Aim of the task » The lines wanted are those from the one containing "What's the underlying" to the last line of the entries below; output them exactly, leaving out pictures.

Information provided »

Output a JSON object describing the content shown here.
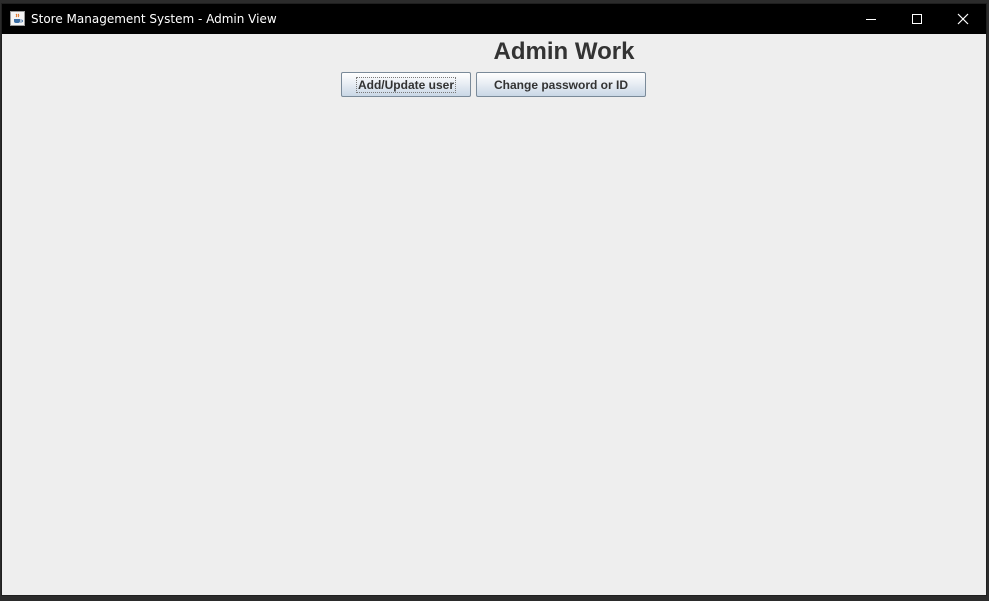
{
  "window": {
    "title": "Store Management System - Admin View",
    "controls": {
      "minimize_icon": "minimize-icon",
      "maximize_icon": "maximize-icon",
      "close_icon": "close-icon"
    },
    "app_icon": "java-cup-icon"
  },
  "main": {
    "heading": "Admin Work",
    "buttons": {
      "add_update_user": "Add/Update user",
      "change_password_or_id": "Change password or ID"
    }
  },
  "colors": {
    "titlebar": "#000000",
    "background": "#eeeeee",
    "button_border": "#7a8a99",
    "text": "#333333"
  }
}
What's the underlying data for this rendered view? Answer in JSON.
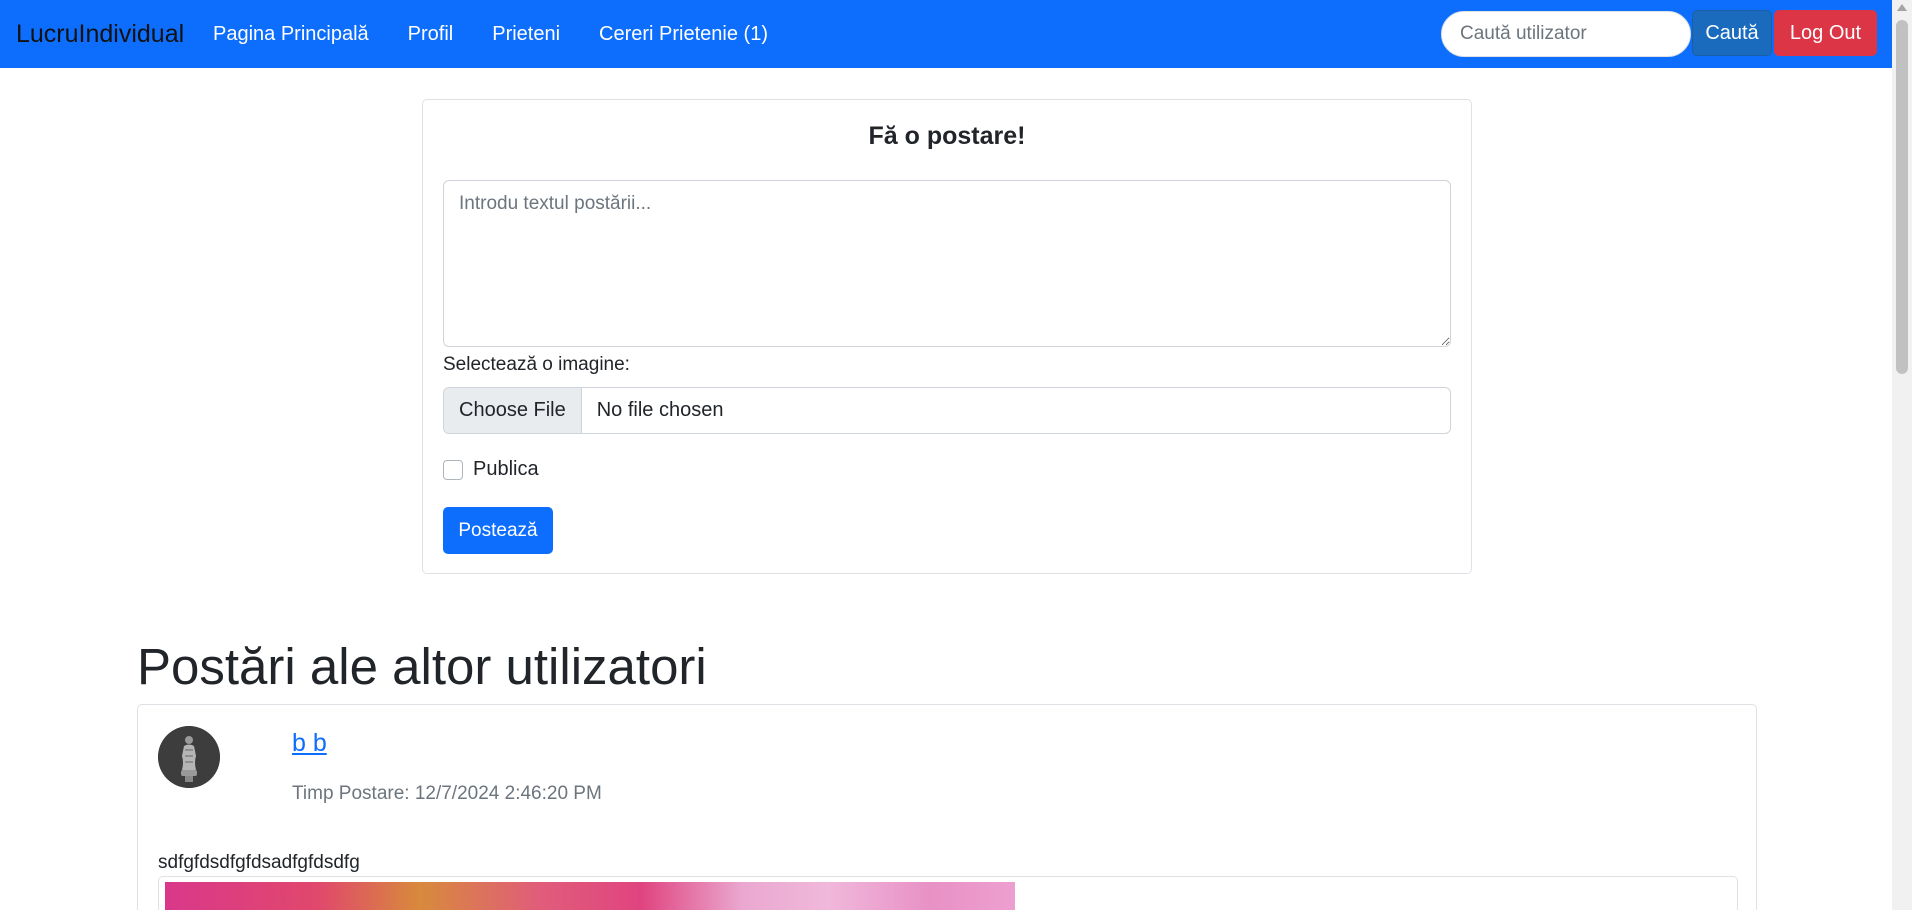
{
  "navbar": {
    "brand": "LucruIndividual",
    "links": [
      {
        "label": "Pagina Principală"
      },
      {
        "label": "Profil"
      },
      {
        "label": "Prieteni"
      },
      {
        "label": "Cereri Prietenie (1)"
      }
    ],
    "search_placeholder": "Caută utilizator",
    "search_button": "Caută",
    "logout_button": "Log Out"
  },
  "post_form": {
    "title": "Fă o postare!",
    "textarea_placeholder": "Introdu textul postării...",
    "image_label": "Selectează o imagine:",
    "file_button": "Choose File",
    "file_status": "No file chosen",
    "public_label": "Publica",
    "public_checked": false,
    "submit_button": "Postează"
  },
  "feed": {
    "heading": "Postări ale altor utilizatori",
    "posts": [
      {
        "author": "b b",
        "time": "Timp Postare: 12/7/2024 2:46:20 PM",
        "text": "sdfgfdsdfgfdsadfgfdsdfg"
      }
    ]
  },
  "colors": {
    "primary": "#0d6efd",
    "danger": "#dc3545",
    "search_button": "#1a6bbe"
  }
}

Written solution »
What's the underlying data for this rendered view? Answer in JSON.
{
  "navbar": {
    "brand": "LucruIndividual",
    "links": [
      {
        "label": "Pagina Principală"
      },
      {
        "label": "Profil"
      },
      {
        "label": "Prieteni"
      },
      {
        "label": "Cereri Prietenie (1)"
      }
    ],
    "search_placeholder": "Caută utilizator",
    "search_button": "Caută",
    "logout_button": "Log Out"
  },
  "post_form": {
    "title": "Fă o postare!",
    "textarea_placeholder": "Introdu textul postării...",
    "image_label": "Selectează o imagine:",
    "file_button": "Choose File",
    "file_status": "No file chosen",
    "public_label": "Publica",
    "public_checked": false,
    "submit_button": "Postează"
  },
  "feed": {
    "heading": "Postări ale altor utilizatori",
    "posts": [
      {
        "author": "b b",
        "time": "Timp Postare: 12/7/2024 2:46:20 PM",
        "text": "sdfgfdsdfgfdsadfgfdsdfg"
      }
    ]
  },
  "colors": {
    "primary": "#0d6efd",
    "danger": "#dc3545",
    "search_button": "#1a6bbe"
  }
}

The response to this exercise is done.